Umbrella Insurance allows wholesalers to extend their coverage limits on one or more existing insurance policies. Umbrella coverage (also known as Excess Liability Insurance) provides a sort of reserve of insurance coverage that takes effect if and when you face damages that exceed the limits of another of your policies.
For instance, if you are found liable for $750,000 in injury or property damages and your General Liability coverage only offers $500,000 in protection, your Umbrella Insurance would cover the remaining $250,000. Without Umbrella Insurance in place, you would be responsible for paying the remaining $250,000 from your own personal funds.
Umbrella Insurance can be used to extend the coverage limits on several policies simultaneously and is typically less expensive than extending coverage on each policy individually. Ask your wholesale agent at insureon whether Umbrella Insurance might be a wise way to protect your business.

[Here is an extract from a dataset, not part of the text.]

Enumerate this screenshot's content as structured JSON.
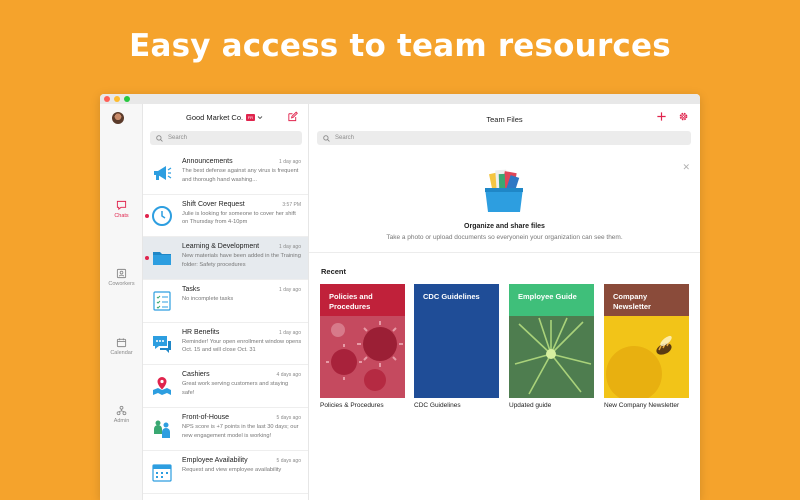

Workers’ Compensation Insurance for Wholesalers
In most states in the U.S., Workers’ Compensation Insurance is mandatory to some extent, though the specific laws differ from one state to the next and from one type of business to the next. Even sole proprietors are required to carry Workers’ Compensation Insurance in some states.
Workers’ Compensation coverage works by providing coverage in the event that one of your employees becomes injured or sick during the course of doing his or her job. If your employee should sue you for coverage of illness- or injury-related expenses, your Workers’ Compensation Insurance takes effect.
It pays not only for the legal costs of defending yourself in court but also for any fees, fines, judgments, or settlements you are found liable for paying, up to the limits of your policy. Many Workers’ Compensation policies also provide benefits for lost wages, meaning they will pay the wages for employees who are unable to work because of their injury or illness.
Depending on your individual circumstances, you may be able to save money on your premiums by excluding yourself from your Workers’ Compensation coverage; however, this is not always a wise business decision. Your insureon wholesaler agent can help you determine what kind of Workers’ Comp coverage you need.
Keep detailed records.
In the event of property damage, you will be able to receive compensation from your insurance provider more quickly if you have extensive documentation of your inventory, its condition, and the damage done to it. Photographing inventory and any damage to it can be invaluable during the claims process.
Establish backup business channels.
If something happens to one of your suppliers, you could be without goods for as long as the interruption or problem lasts, which could be disastrous for your business. Establishing a friendly relationship with backup suppliers and other partners gives you an option for keeping your business running even when unexpected events throw a wrench in normal operations.